(Task item):
Nothing belongs in the answer except the lines of the material that include "score".

(Data to use):
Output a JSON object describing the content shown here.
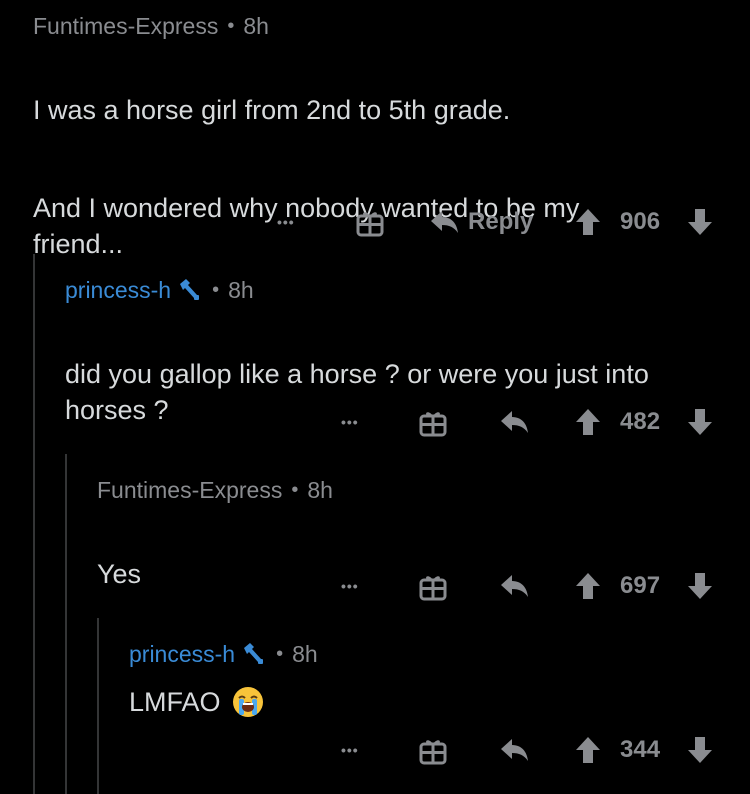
{
  "colors": {
    "background": "#000000",
    "text": "#d7dadc",
    "muted": "#8a8c90",
    "op_blue": "#3a8bd6",
    "thread": "#343536"
  },
  "comments": [
    {
      "author": "Funtimes-Express",
      "age": "8h",
      "paragraphs": [
        "I was a horse girl from 2nd to 5th grade.",
        "And I wondered why nobody wanted to be my friend..."
      ],
      "reply_label": "Reply",
      "score": "906"
    },
    {
      "author": "princess-h",
      "age": "8h",
      "badge_icon": "mod-wrench-icon",
      "paragraphs": [
        "did you gallop like a horse ? or were you just into horses ?"
      ],
      "score": "482"
    },
    {
      "author": "Funtimes-Express",
      "age": "8h",
      "paragraphs": [
        "Yes"
      ],
      "score": "697"
    },
    {
      "author": "princess-h",
      "age": "8h",
      "badge_icon": "mod-wrench-icon",
      "paragraphs": [
        "LMFAO"
      ],
      "emoji": "loudly-crying-face-emoji",
      "score": "344"
    }
  ],
  "dot_separator": "•",
  "more_glyph": "•••"
}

(Result for this task):
      "score": "906"
      "score": "482"
      "score": "697"
      "score": "344"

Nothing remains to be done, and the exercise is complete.